Problem to solve:
Wherever the string "message" appears in the listing, copy that line.

Excerpted data:
§ §

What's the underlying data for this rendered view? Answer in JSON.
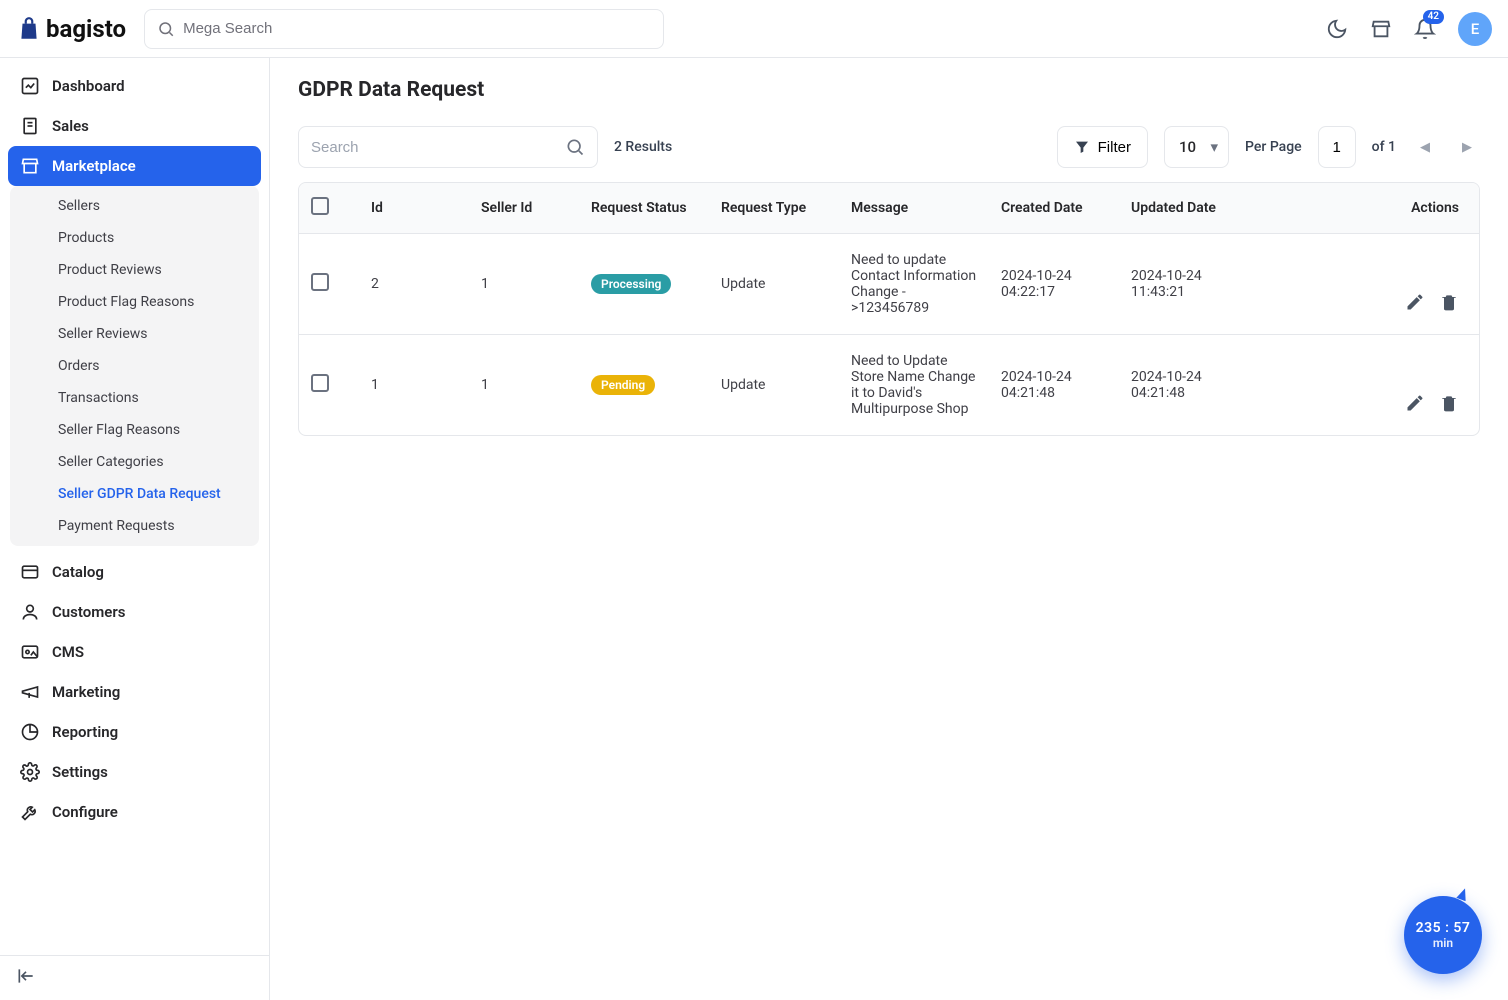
{
  "brand": "bagisto",
  "header": {
    "searchPlaceholder": "Mega Search",
    "notificationCount": "42",
    "avatarInitial": "E"
  },
  "sidebar": {
    "items": [
      {
        "label": "Dashboard"
      },
      {
        "label": "Sales"
      },
      {
        "label": "Marketplace"
      },
      {
        "label": "Catalog"
      },
      {
        "label": "Customers"
      },
      {
        "label": "CMS"
      },
      {
        "label": "Marketing"
      },
      {
        "label": "Reporting"
      },
      {
        "label": "Settings"
      },
      {
        "label": "Configure"
      }
    ],
    "marketplaceSub": [
      {
        "label": "Sellers"
      },
      {
        "label": "Products"
      },
      {
        "label": "Product Reviews"
      },
      {
        "label": "Product Flag Reasons"
      },
      {
        "label": "Seller Reviews"
      },
      {
        "label": "Orders"
      },
      {
        "label": "Transactions"
      },
      {
        "label": "Seller Flag Reasons"
      },
      {
        "label": "Seller Categories"
      },
      {
        "label": "Seller GDPR Data Request"
      },
      {
        "label": "Payment Requests"
      }
    ]
  },
  "page": {
    "title": "GDPR Data Request",
    "searchPlaceholder": "Search",
    "resultsText": "2 Results",
    "filterLabel": "Filter",
    "perPageValue": "10",
    "perPageLabel": "Per Page",
    "currentPage": "1",
    "totalPages": "of 1"
  },
  "table": {
    "columns": {
      "id": "Id",
      "sellerId": "Seller Id",
      "status": "Request Status",
      "type": "Request Type",
      "message": "Message",
      "created": "Created Date",
      "updated": "Updated Date",
      "actions": "Actions"
    },
    "rows": [
      {
        "id": "2",
        "sellerId": "1",
        "status": "Processing",
        "statusClass": "processing",
        "type": "Update",
        "message": "Need to update Contact Information Change - >123456789",
        "created": "2024-10-24 04:22:17",
        "updated": "2024-10-24 11:43:21"
      },
      {
        "id": "1",
        "sellerId": "1",
        "status": "Pending",
        "statusClass": "pending",
        "type": "Update",
        "message": "Need to Update Store Name Change it to David's Multipurpose Shop",
        "created": "2024-10-24 04:21:48",
        "updated": "2024-10-24 04:21:48"
      }
    ]
  },
  "timer": {
    "time": "235 : 57",
    "unit": "min"
  }
}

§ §

Answer for this exercise:
      "message": "Message",
        "message": "Need to update Contact Information Change - >123456789",
        "message": "Need to Update Store Name Change it to David's Multipurpose Shop",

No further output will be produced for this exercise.